◆ DIRECTIONS FOR THIS TASK
Narrow the data below down to the lines containing "content".

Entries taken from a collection
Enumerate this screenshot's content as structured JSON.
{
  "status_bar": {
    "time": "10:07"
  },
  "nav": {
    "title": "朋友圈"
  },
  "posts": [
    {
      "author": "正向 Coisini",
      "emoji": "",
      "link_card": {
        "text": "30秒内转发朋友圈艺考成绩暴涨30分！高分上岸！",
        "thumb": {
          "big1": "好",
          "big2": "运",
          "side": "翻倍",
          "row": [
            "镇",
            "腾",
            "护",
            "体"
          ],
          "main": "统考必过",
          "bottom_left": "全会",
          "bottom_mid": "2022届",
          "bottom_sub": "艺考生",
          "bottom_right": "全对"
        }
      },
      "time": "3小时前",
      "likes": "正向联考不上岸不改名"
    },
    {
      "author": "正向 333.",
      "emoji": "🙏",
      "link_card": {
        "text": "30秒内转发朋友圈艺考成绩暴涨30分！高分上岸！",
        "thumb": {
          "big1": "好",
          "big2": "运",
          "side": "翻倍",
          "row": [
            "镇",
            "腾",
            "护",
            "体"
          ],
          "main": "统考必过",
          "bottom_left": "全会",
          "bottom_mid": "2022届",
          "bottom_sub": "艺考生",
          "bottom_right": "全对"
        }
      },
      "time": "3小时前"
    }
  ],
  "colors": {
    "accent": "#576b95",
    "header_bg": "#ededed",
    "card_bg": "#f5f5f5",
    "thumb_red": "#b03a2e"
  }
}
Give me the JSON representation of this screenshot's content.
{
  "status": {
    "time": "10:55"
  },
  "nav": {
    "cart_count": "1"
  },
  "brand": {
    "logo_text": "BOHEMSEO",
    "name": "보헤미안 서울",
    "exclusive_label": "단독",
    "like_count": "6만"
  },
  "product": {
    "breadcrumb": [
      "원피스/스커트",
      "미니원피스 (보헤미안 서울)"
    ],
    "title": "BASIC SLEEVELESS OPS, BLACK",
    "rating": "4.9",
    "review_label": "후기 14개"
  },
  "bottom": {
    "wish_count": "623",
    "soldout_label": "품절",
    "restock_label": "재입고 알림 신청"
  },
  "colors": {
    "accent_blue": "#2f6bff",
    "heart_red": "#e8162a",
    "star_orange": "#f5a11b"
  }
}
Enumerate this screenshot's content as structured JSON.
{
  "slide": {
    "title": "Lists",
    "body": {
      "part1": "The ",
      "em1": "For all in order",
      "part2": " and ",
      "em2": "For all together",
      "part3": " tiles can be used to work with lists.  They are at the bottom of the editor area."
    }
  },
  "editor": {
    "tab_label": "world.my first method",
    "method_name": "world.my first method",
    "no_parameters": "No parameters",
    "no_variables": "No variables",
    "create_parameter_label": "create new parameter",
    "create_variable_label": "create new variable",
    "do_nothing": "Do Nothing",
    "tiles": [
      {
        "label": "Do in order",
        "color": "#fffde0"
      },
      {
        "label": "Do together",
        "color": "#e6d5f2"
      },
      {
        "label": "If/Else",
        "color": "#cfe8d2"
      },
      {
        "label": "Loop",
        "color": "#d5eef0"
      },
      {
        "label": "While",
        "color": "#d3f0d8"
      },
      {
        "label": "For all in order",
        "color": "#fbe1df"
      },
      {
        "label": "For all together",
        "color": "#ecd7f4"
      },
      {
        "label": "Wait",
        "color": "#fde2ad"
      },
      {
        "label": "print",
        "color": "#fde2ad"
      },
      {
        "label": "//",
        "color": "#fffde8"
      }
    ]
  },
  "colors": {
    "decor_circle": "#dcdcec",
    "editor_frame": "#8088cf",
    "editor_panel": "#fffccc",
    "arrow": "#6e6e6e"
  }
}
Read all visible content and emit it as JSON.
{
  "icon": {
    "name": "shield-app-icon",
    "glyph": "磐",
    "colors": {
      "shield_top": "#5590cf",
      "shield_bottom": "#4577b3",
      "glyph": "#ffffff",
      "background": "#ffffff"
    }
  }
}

◆ EXPECTED ANSWER
Enumerate this screenshot's content as structured JSON.
Give me the JSON representation of this screenshot's content.
Enumerate this screenshot's content as structured JSON.
Read all visible content and emit it as JSON.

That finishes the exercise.